Exact wording is required: give all the records again, minus the pictures.

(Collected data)
*** Block opens ***

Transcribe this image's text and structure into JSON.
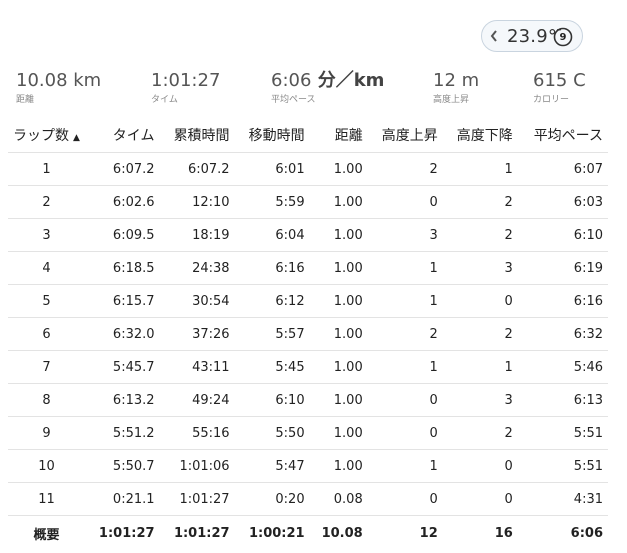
{
  "weather": {
    "temperature": "23.9°",
    "icon_number": "9"
  },
  "stats": [
    {
      "value": "10.08",
      "unit": " km",
      "label": "距離"
    },
    {
      "value": "1:01:27",
      "unit": "",
      "label": "タイム"
    },
    {
      "value": "6:06",
      "unit": " 分／km",
      "label": "平均ペース"
    },
    {
      "value": "12",
      "unit": " m",
      "label": "高度上昇"
    },
    {
      "value": "615",
      "unit": " C",
      "label": "カロリー"
    }
  ],
  "table": {
    "headers": [
      "ラップ数",
      "タイム",
      "累積時間",
      "移動時間",
      "距離",
      "高度上昇",
      "高度下降",
      "平均ペース"
    ],
    "sort_indicator": "▲",
    "rows": [
      [
        "1",
        "6:07.2",
        "6:07.2",
        "6:01",
        "1.00",
        "2",
        "1",
        "6:07"
      ],
      [
        "2",
        "6:02.6",
        "12:10",
        "5:59",
        "1.00",
        "0",
        "2",
        "6:03"
      ],
      [
        "3",
        "6:09.5",
        "18:19",
        "6:04",
        "1.00",
        "3",
        "2",
        "6:10"
      ],
      [
        "4",
        "6:18.5",
        "24:38",
        "6:16",
        "1.00",
        "1",
        "3",
        "6:19"
      ],
      [
        "5",
        "6:15.7",
        "30:54",
        "6:12",
        "1.00",
        "1",
        "0",
        "6:16"
      ],
      [
        "6",
        "6:32.0",
        "37:26",
        "5:57",
        "1.00",
        "2",
        "2",
        "6:32"
      ],
      [
        "7",
        "5:45.7",
        "43:11",
        "5:45",
        "1.00",
        "1",
        "1",
        "5:46"
      ],
      [
        "8",
        "6:13.2",
        "49:24",
        "6:10",
        "1.00",
        "0",
        "3",
        "6:13"
      ],
      [
        "9",
        "5:51.2",
        "55:16",
        "5:50",
        "1.00",
        "0",
        "2",
        "5:51"
      ],
      [
        "10",
        "5:50.7",
        "1:01:06",
        "5:47",
        "1.00",
        "1",
        "0",
        "5:51"
      ],
      [
        "11",
        "0:21.1",
        "1:01:27",
        "0:20",
        "0.08",
        "0",
        "0",
        "4:31"
      ]
    ],
    "summary": [
      "概要",
      "1:01:27",
      "1:01:27",
      "1:00:21",
      "10.08",
      "12",
      "16",
      "6:06"
    ]
  },
  "colors": {
    "border": "#e3e3e3",
    "pill_border": "#c9d4df",
    "label": "#888888"
  }
}
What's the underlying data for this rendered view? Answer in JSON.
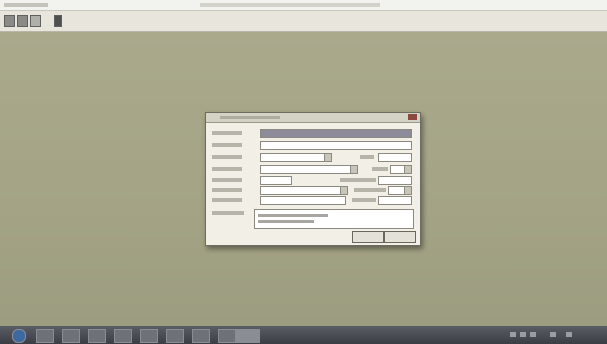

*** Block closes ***

> **RESULT OF THIS TASK**:
Transcribe this image's text and structure into JSON.
{
  "weather": {
    "temperature": "23.9°",
    "icon_number": "9"
  },
  "stats": [
    {
      "value": "10.08",
      "unit": " km",
      "label": "距離"
    },
    {
      "value": "1:01:27",
      "unit": "",
      "label": "タイム"
    },
    {
      "value": "6:06",
      "unit": " 分／km",
      "label": "平均ペース"
    },
    {
      "value": "12",
      "unit": " m",
      "label": "高度上昇"
    },
    {
      "value": "615",
      "unit": " C",
      "label": "カロリー"
    }
  ],
  "table": {
    "headers": [
      "ラップ数",
      "タイム",
      "累積時間",
      "移動時間",
      "距離",
      "高度上昇",
      "高度下降",
      "平均ペース"
    ],
    "sort_indicator": "▲",
    "rows": [
      [
        "1",
        "6:07.2",
        "6:07.2",
        "6:01",
        "1.00",
        "2",
        "1",
        "6:07"
      ],
      [
        "2",
        "6:02.6",
        "12:10",
        "5:59",
        "1.00",
        "0",
        "2",
        "6:03"
      ],
      [
        "3",
        "6:09.5",
        "18:19",
        "6:04",
        "1.00",
        "3",
        "2",
        "6:10"
      ],
      [
        "4",
        "6:18.5",
        "24:38",
        "6:16",
        "1.00",
        "1",
        "3",
        "6:19"
      ],
      [
        "5",
        "6:15.7",
        "30:54",
        "6:12",
        "1.00",
        "1",
        "0",
        "6:16"
      ],
      [
        "6",
        "6:32.0",
        "37:26",
        "5:57",
        "1.00",
        "2",
        "2",
        "6:32"
      ],
      [
        "7",
        "5:45.7",
        "43:11",
        "5:45",
        "1.00",
        "1",
        "1",
        "5:46"
      ],
      [
        "8",
        "6:13.2",
        "49:24",
        "6:10",
        "1.00",
        "0",
        "3",
        "6:13"
      ],
      [
        "9",
        "5:51.2",
        "55:16",
        "5:50",
        "1.00",
        "0",
        "2",
        "5:51"
      ],
      [
        "10",
        "5:50.7",
        "1:01:06",
        "5:47",
        "1.00",
        "1",
        "0",
        "5:51"
      ],
      [
        "11",
        "0:21.1",
        "1:01:27",
        "0:20",
        "0.08",
        "0",
        "0",
        "4:31"
      ]
    ],
    "summary": [
      "概要",
      "1:01:27",
      "1:01:27",
      "1:00:21",
      "10.08",
      "12",
      "16",
      "6:06"
    ]
  },
  "colors": {
    "border": "#e3e3e3",
    "pill_border": "#c9d4df",
    "label": "#888888"
  }
}
What's the underlying data for this rendered view? Answer in JSON.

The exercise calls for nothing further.